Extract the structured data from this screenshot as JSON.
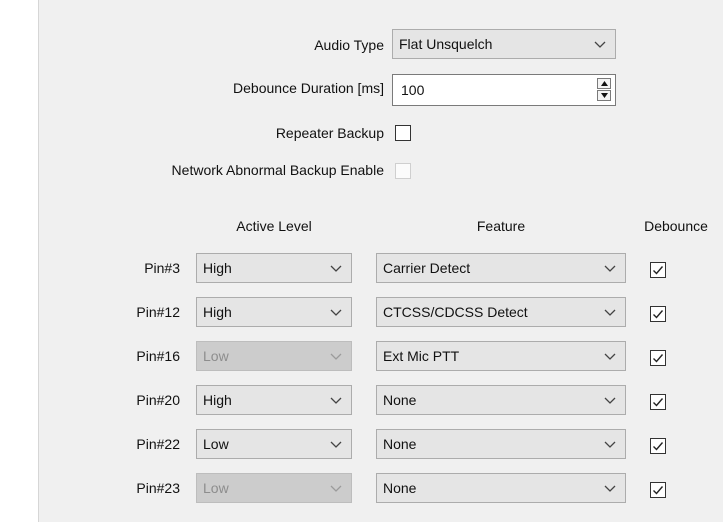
{
  "audio_type": {
    "label": "Audio Type",
    "value": "Flat Unsquelch"
  },
  "debounce_duration": {
    "label": "Debounce Duration [ms]",
    "value": "100"
  },
  "repeater_backup": {
    "label": "Repeater Backup",
    "checked": false
  },
  "network_abnormal_backup": {
    "label": "Network Abnormal Backup Enable",
    "checked": false,
    "enabled": false
  },
  "columns": {
    "active_level": "Active Level",
    "feature": "Feature",
    "debounce": "Debounce"
  },
  "pins": [
    {
      "label": "Pin#3",
      "active_level": "High",
      "level_enabled": true,
      "feature": "Carrier Detect",
      "debounce": true
    },
    {
      "label": "Pin#12",
      "active_level": "High",
      "level_enabled": true,
      "feature": "CTCSS/CDCSS Detect",
      "debounce": true
    },
    {
      "label": "Pin#16",
      "active_level": "Low",
      "level_enabled": false,
      "feature": "Ext Mic PTT",
      "debounce": true
    },
    {
      "label": "Pin#20",
      "active_level": "High",
      "level_enabled": true,
      "feature": "None",
      "debounce": true
    },
    {
      "label": "Pin#22",
      "active_level": "Low",
      "level_enabled": true,
      "feature": "None",
      "debounce": true
    },
    {
      "label": "Pin#23",
      "active_level": "Low",
      "level_enabled": false,
      "feature": "None",
      "debounce": true
    }
  ]
}
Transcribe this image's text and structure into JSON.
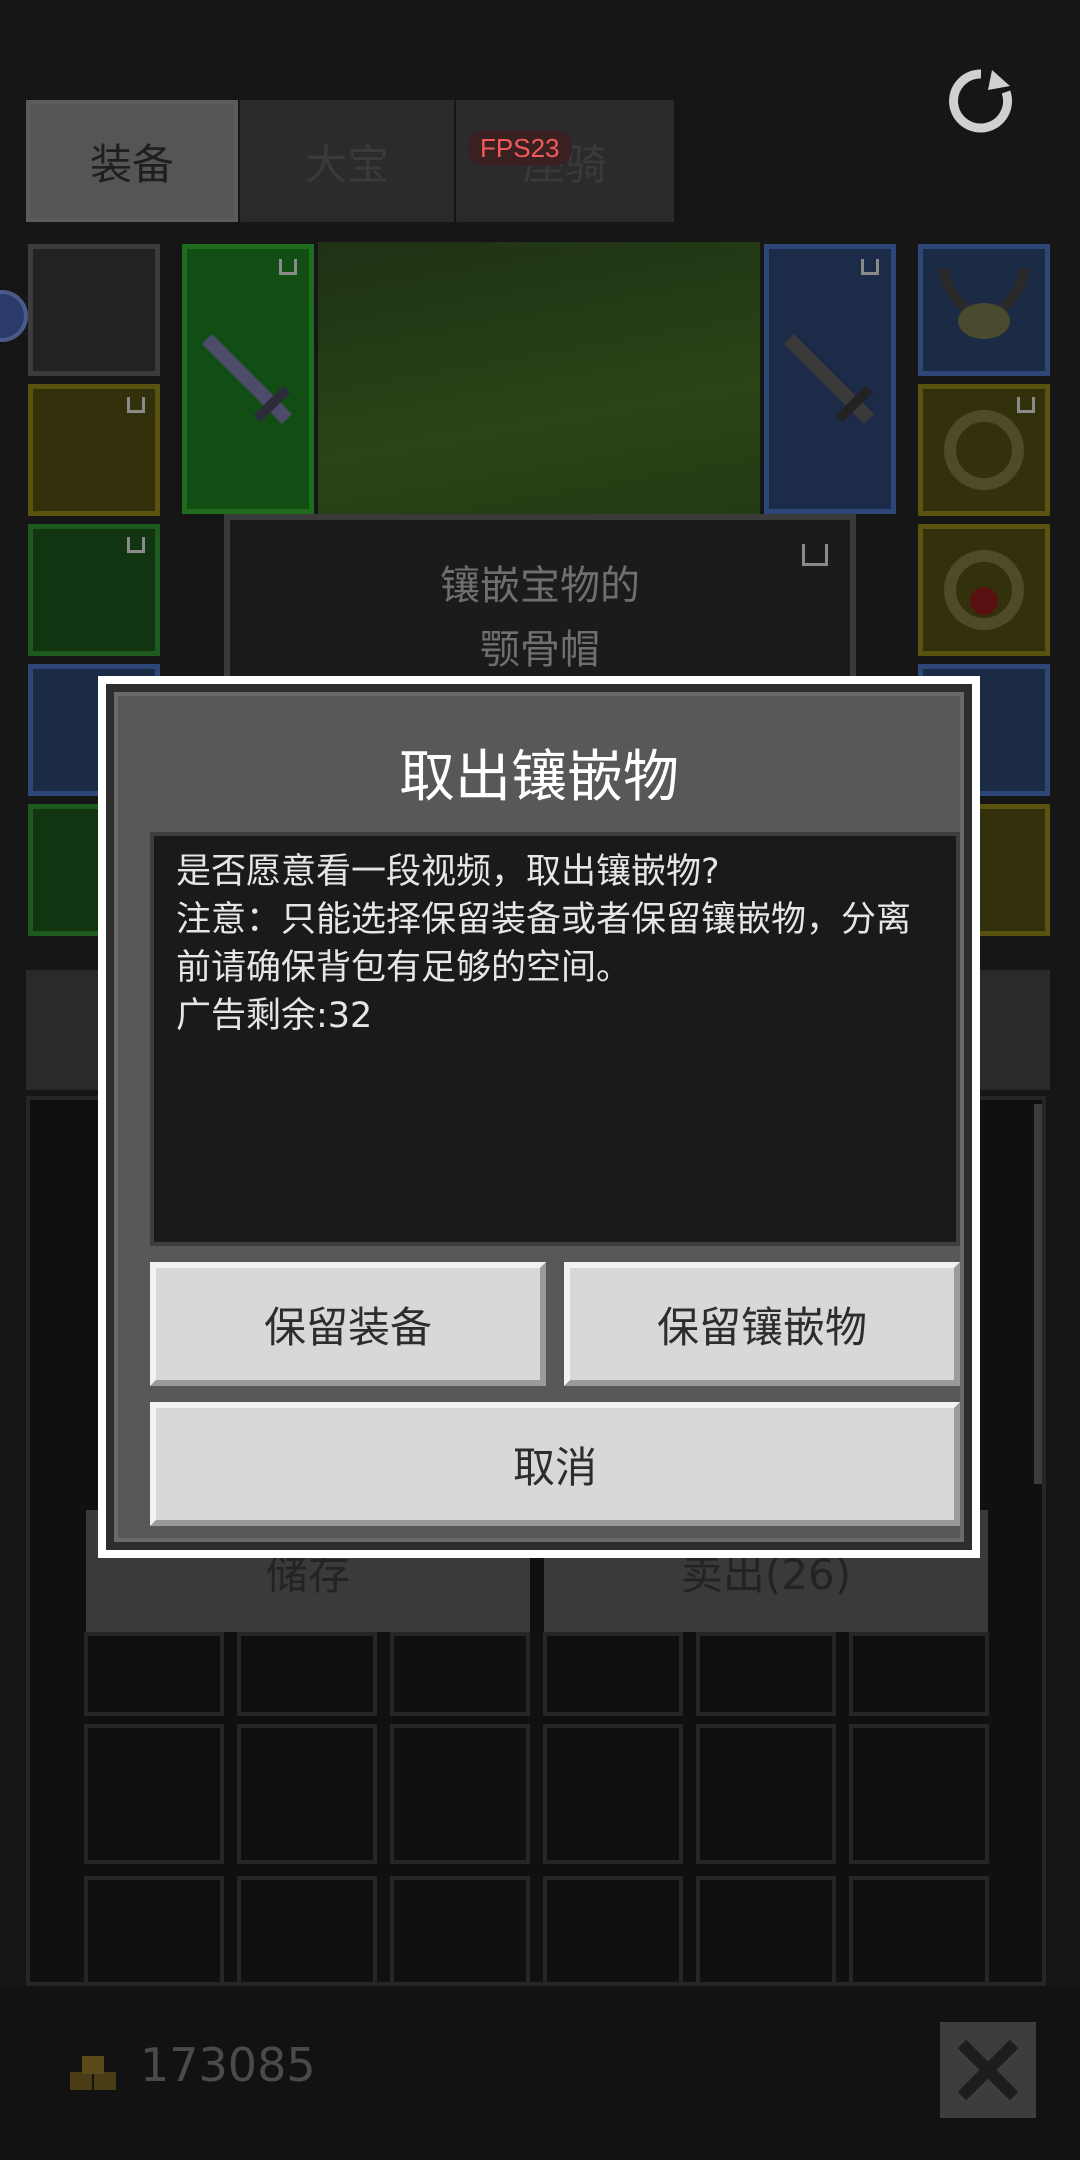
{
  "header": {
    "tabs": [
      {
        "label": "装备"
      },
      {
        "label": "大宝"
      },
      {
        "label": "座骑"
      }
    ],
    "fps_badge": "FPS23",
    "refresh_icon": "refresh-icon"
  },
  "equipment": {
    "tooltip_line1": "镶嵌宝物的",
    "tooltip_line2": "颚骨帽"
  },
  "bag": {
    "store_label": "储存",
    "sell_label": "卖出(26)"
  },
  "footer": {
    "gold_amount": "173085",
    "coin_icon": "coin-icon",
    "close_icon": "close-icon"
  },
  "dialog": {
    "title": "取出镶嵌物",
    "message_lines": [
      "是否愿意看一段视频，取出镶嵌物?",
      "注意：只能选择保留装备或者保留镶嵌物，分离前请确保背包有足够的空间。",
      "广告剩余:32"
    ],
    "keep_equipment_label": "保留装备",
    "keep_inlay_label": "保留镶嵌物",
    "cancel_label": "取消"
  },
  "colors": {
    "dialog_border": "#ffffff",
    "dialog_panel": "#585858",
    "button_bg": "#d8d8d8",
    "fps_text": "#f05a5a"
  }
}
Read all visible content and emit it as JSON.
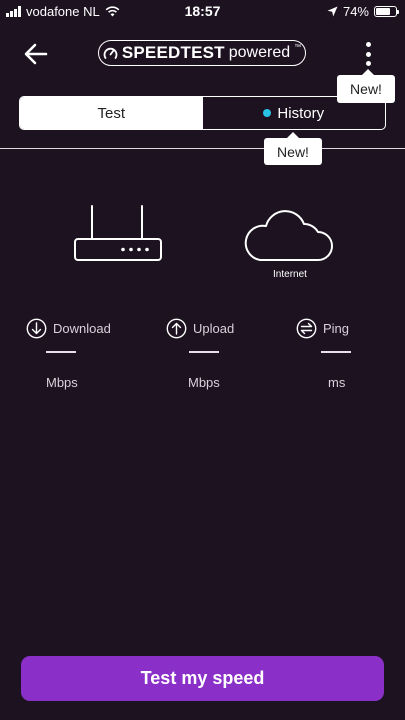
{
  "status_bar": {
    "carrier": "vodafone NL",
    "time": "18:57",
    "battery": "74%",
    "battery_level": 0.74
  },
  "header": {
    "brand_bold": "SPEEDTEST",
    "brand_light": "powered",
    "brand_tm": "™"
  },
  "tooltips": {
    "menu": "New!",
    "history": "New!"
  },
  "tabs": [
    {
      "label": "Test",
      "selected": true
    },
    {
      "label": "History",
      "selected": false
    }
  ],
  "network": {
    "internet_label": "Internet"
  },
  "metrics": {
    "download": {
      "label": "Download",
      "unit": "Mbps"
    },
    "upload": {
      "label": "Upload",
      "unit": "Mbps"
    },
    "ping": {
      "label": "Ping",
      "unit": "ms"
    }
  },
  "action": {
    "button_label": "Test my speed"
  },
  "colors": {
    "background": "#1c1220",
    "accent": "#8b2fc9",
    "history_dot": "#29c3e6"
  },
  "icons": [
    "signal-icon",
    "wifi-icon",
    "location-arrow-icon",
    "battery-icon",
    "back-arrow-icon",
    "speedometer-icon",
    "more-vertical-icon",
    "router-icon",
    "cloud-icon",
    "download-icon",
    "upload-icon",
    "ping-icon"
  ]
}
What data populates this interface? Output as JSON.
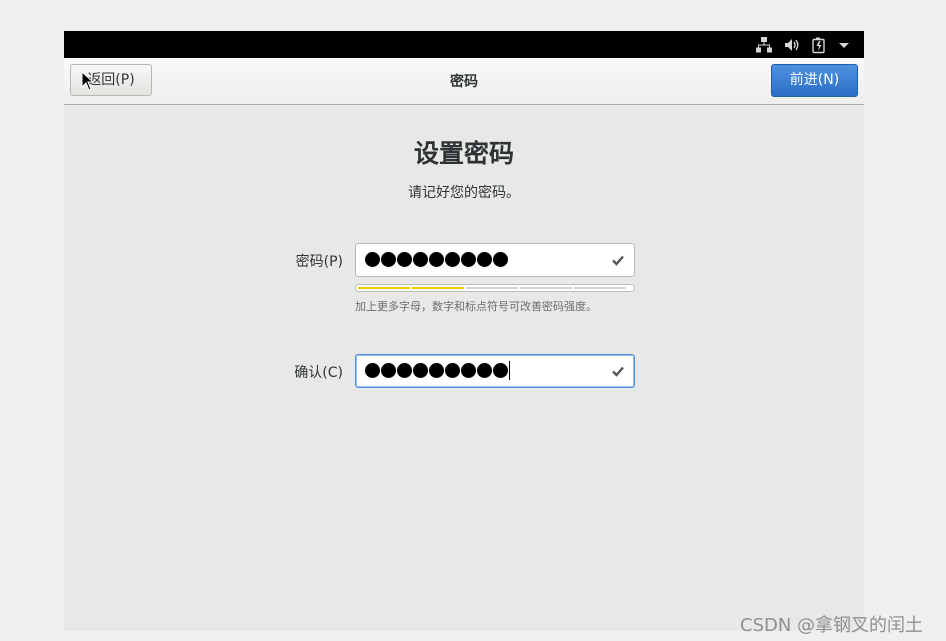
{
  "header": {
    "back_label": "返回(P)",
    "title": "密码",
    "next_label": "前进(N)"
  },
  "tray": {
    "icons": [
      "network-icon",
      "volume-icon",
      "battery-icon",
      "chevron-down-icon"
    ]
  },
  "page": {
    "heading": "设置密码",
    "subtitle": "请记好您的密码。"
  },
  "password": {
    "label": "密码(P)",
    "masked_length": 9,
    "valid": true
  },
  "strength": {
    "segments": 5,
    "filled": 2,
    "color": "#edc900",
    "hint": "加上更多字母，数字和标点符号可改善密码强度。"
  },
  "confirm": {
    "label": "确认(C)",
    "masked_length": 9,
    "valid": true,
    "focused": true
  },
  "watermark": "CSDN @拿钢叉的闰土",
  "colors": {
    "accent": "#3a80d4",
    "strength_fill": "#edc900"
  }
}
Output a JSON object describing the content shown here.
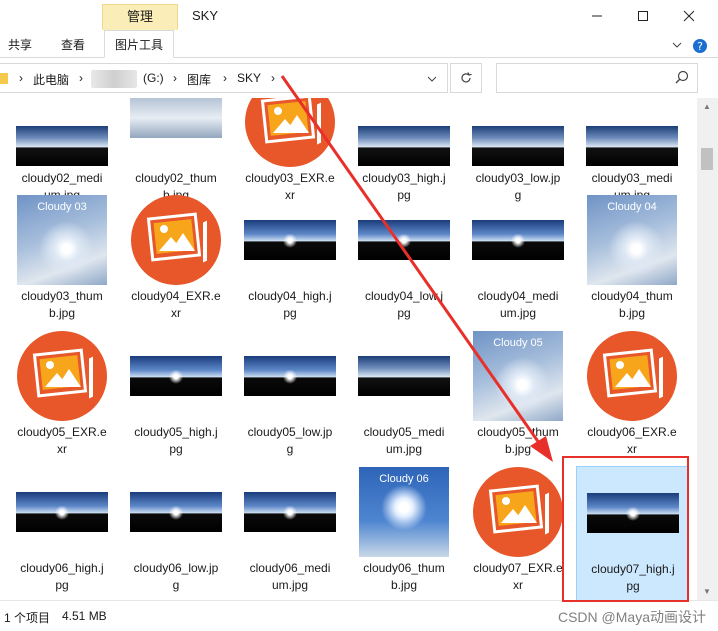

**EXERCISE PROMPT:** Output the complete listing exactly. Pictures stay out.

**EXERCISE ANSWER:**
Extract the structured data from this screenshot as JSON.
{
  "audio_type": {
    "label": "Audio Type",
    "value": "Flat Unsquelch"
  },
  "debounce_duration": {
    "label": "Debounce Duration [ms]",
    "value": "100"
  },
  "repeater_backup": {
    "label": "Repeater Backup",
    "checked": false
  },
  "network_abnormal_backup": {
    "label": "Network Abnormal Backup Enable",
    "checked": false,
    "enabled": false
  },
  "columns": {
    "active_level": "Active Level",
    "feature": "Feature",
    "debounce": "Debounce"
  },
  "pins": [
    {
      "label": "Pin#3",
      "active_level": "High",
      "level_enabled": true,
      "feature": "Carrier Detect",
      "debounce": true
    },
    {
      "label": "Pin#12",
      "active_level": "High",
      "level_enabled": true,
      "feature": "CTCSS/CDCSS Detect",
      "debounce": true
    },
    {
      "label": "Pin#16",
      "active_level": "Low",
      "level_enabled": false,
      "feature": "Ext Mic PTT",
      "debounce": true
    },
    {
      "label": "Pin#20",
      "active_level": "High",
      "level_enabled": true,
      "feature": "None",
      "debounce": true
    },
    {
      "label": "Pin#22",
      "active_level": "Low",
      "level_enabled": true,
      "feature": "None",
      "debounce": true
    },
    {
      "label": "Pin#23",
      "active_level": "Low",
      "level_enabled": false,
      "feature": "None",
      "debounce": true
    }
  ]
}
Transcribe this image's text and structure into JSON.
{
  "header": {
    "tabs": [
      {
        "label": "装备"
      },
      {
        "label": "大宝"
      },
      {
        "label": "座骑"
      }
    ],
    "fps_badge": "FPS23",
    "refresh_icon": "refresh-icon"
  },
  "equipment": {
    "tooltip_line1": "镶嵌宝物的",
    "tooltip_line2": "颚骨帽"
  },
  "bag": {
    "store_label": "储存",
    "sell_label": "卖出(26)"
  },
  "footer": {
    "gold_amount": "173085",
    "coin_icon": "coin-icon",
    "close_icon": "close-icon"
  },
  "dialog": {
    "title": "取出镶嵌物",
    "message_lines": [
      "是否愿意看一段视频，取出镶嵌物?",
      "注意：只能选择保留装备或者保留镶嵌物，分离前请确保背包有足够的空间。",
      "广告剩余:32"
    ],
    "keep_equipment_label": "保留装备",
    "keep_inlay_label": "保留镶嵌物",
    "cancel_label": "取消"
  },
  "colors": {
    "dialog_border": "#ffffff",
    "dialog_panel": "#585858",
    "button_bg": "#d8d8d8",
    "fps_text": "#f05a5a"
  }
}
Read all visible content and emit it as JSON.
{
  "status_bar": {
    "carrier": "vodafone NL",
    "time": "18:57",
    "battery": "74%",
    "battery_level": 0.74
  },
  "header": {
    "brand_bold": "SPEEDTEST",
    "brand_light": "powered",
    "brand_tm": "™"
  },
  "tooltips": {
    "menu": "New!",
    "history": "New!"
  },
  "tabs": [
    {
      "label": "Test",
      "selected": true
    },
    {
      "label": "History",
      "selected": false
    }
  ],
  "network": {
    "internet_label": "Internet"
  },
  "metrics": {
    "download": {
      "label": "Download",
      "unit": "Mbps"
    },
    "upload": {
      "label": "Upload",
      "unit": "Mbps"
    },
    "ping": {
      "label": "Ping",
      "unit": "ms"
    }
  },
  "action": {
    "button_label": "Test my speed"
  },
  "colors": {
    "background": "#1c1220",
    "accent": "#8b2fc9",
    "history_dot": "#29c3e6"
  },
  "icons": [
    "signal-icon",
    "wifi-icon",
    "location-arrow-icon",
    "battery-icon",
    "back-arrow-icon",
    "speedometer-icon",
    "more-vertical-icon",
    "router-icon",
    "cloud-icon",
    "download-icon",
    "upload-icon",
    "ping-icon"
  ]
}
What data populates this interface? Output as JSON.
{
  "header": {
    "back_label": "返回(P)",
    "title": "密码",
    "next_label": "前进(N)"
  },
  "tray": {
    "icons": [
      "network-icon",
      "volume-icon",
      "battery-icon",
      "chevron-down-icon"
    ]
  },
  "page": {
    "heading": "设置密码",
    "subtitle": "请记好您的密码。"
  },
  "password": {
    "label": "密码(P)",
    "masked_length": 9,
    "valid": true
  },
  "strength": {
    "segments": 5,
    "filled": 2,
    "color": "#edc900",
    "hint": "加上更多字母，数字和标点符号可改善密码强度。"
  },
  "confirm": {
    "label": "确认(C)",
    "masked_length": 9,
    "valid": true,
    "focused": true
  },
  "watermark": "CSDN @拿钢叉的闰土",
  "colors": {
    "accent": "#3a80d4",
    "strength_fill": "#edc900"
  }
}
Output a JSON object describing the content shown here.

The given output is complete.